3 Big Things Today, January 31
1. Wheat Drops on Profit-Taking After Prices Run to Multimonth Highs
Wheat prices dove overnight as speculative investors who were long the market, or bet on higher prices, booked profits after recent gains to multimonth highs.
Money managers and hedgers who’d had long positions likely sold their contracts after Chicago wheat reached the highest in three months and Chicago wheat touched a four-month high, analysts said.
Also weighing on prices are farmer sales as commodity trading advisers said growers should increase selling after the price increase.
Fundamentally, nothing’s changed in the past 24 hours. It’s still extremely dry in the Southern Plains where most of the winter wheat is grown in the U.S., which doesn’t bode well for crop prospects. The dollar also remains weak relative to its counterparts, which likely is spurring some demand for U.S. agricultural products.
Soybeans and corn were also lower in overnight trading.
Wheat for March delivery fell 6¢ to $4.51¼ a bushel in overnight trading on the Chicago Board of Trade. Kansas City futures lost 5½¢ to $4.64¼ a bushel.
Corn futures declined 1½¢ to $3.60 a bushel overnight.
Soybean futures for March delivery fell 7¢ to $9.93¼ a bushel. Soybean meal futures dropped $2.90 to $337.60 a short ton, while soy oil fell 0.07¢ to 33.01¢ a pound.
2. Sixth Round of NAFTA Talks End Without Agreement, But Progress Seen
The sixth round of negotiations to modernize the North American Free Trade Agreement concluded in Montreal earlier this week, and while it seems the three sides are no closer to an agreement than they were at the end of the last round, at least there’s hope.
U.S. Trade Representative (USTR) Robert Lighthizer said that while he rejected a Canadian proposal during the latest round, he’s seeking “breakthroughs” to move the talks along. That’s better than in November, when after the last round of talks he said he didn’t see much hope for a resolution.
“We believe that some progress was made,” Lighthizer said in his closing statement. “We closed one chapter, as (Mexico’s) Ildefonso [Guajardo] said, it was the chapter on corruption, which is a very important chapter, and we made some progress on a few others. More importantly, though, we finally began to discuss some of the core issues. So this round was a step forward, but we are progressing very slowly.”
That’s much more optimistic than after the last round, when the USTR said he was “concerned about the lack of headway” during the fifth round of negotiations in November. At the time, he said he’d seen “no evidence that Canada or Mexico are willing to seriously engage on provisions that will lead to a rebalanced agreement. Absent rebalancing, we will not reach a satisfactory result.”
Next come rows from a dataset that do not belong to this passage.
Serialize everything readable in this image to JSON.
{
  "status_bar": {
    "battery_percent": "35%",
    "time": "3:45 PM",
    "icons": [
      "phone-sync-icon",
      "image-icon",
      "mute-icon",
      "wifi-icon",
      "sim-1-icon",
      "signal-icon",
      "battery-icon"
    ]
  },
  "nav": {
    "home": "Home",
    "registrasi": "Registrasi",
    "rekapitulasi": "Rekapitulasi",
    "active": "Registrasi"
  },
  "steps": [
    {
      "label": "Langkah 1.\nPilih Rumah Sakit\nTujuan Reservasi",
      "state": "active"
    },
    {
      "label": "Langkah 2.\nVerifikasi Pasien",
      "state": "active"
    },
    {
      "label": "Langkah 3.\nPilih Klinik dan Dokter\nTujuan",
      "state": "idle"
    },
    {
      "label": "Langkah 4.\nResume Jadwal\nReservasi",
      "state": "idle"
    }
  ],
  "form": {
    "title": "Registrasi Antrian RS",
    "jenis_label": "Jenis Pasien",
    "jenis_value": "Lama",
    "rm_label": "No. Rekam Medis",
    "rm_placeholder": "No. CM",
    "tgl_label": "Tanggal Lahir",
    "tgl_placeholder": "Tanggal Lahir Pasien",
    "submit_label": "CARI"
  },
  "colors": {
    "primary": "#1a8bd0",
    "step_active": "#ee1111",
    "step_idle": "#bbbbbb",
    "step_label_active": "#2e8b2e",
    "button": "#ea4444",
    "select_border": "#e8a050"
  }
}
While the negotiations have seemingly moved forward, they’re still moving too slow, he said. President Trump still believes NAFTA, at least in its current form, is unfair, Lighthizer said, which leads to more concern that the U.S. will, at some point, pull out of the agreement.
Agriculture groups have long expressed concerns that if the U.S. were to leave NAFTA, it would shut off important trade pipelines for corn, soybeans, and wheat.
The next round of talks is scheduled for February 26 to March 6 in Mexico City.
3. Extremely Dry Weather, Low Relative Humidity Continue in Southern Plains
It’s still dry in the Southern Plains, but the Oklahoma and Texas panhandles are no longer under red-flag warnings – at least for now.
Many parts of New Mexico, right next door, however, are seeing the warnings.
“Elevated fire weather conditions are expected today across the southern Texas Panhandle due to breezy west to northwest winds and continued dry conditions,” the National Weather Service said in a report early this morning.
In New Mexico, relative humidity is expected to fall as low as 8% and wind gusts are forecast to 45 mph, making for tinderbox-like conditions.
Open fires – or anything that could spark a fire –aren’t advised.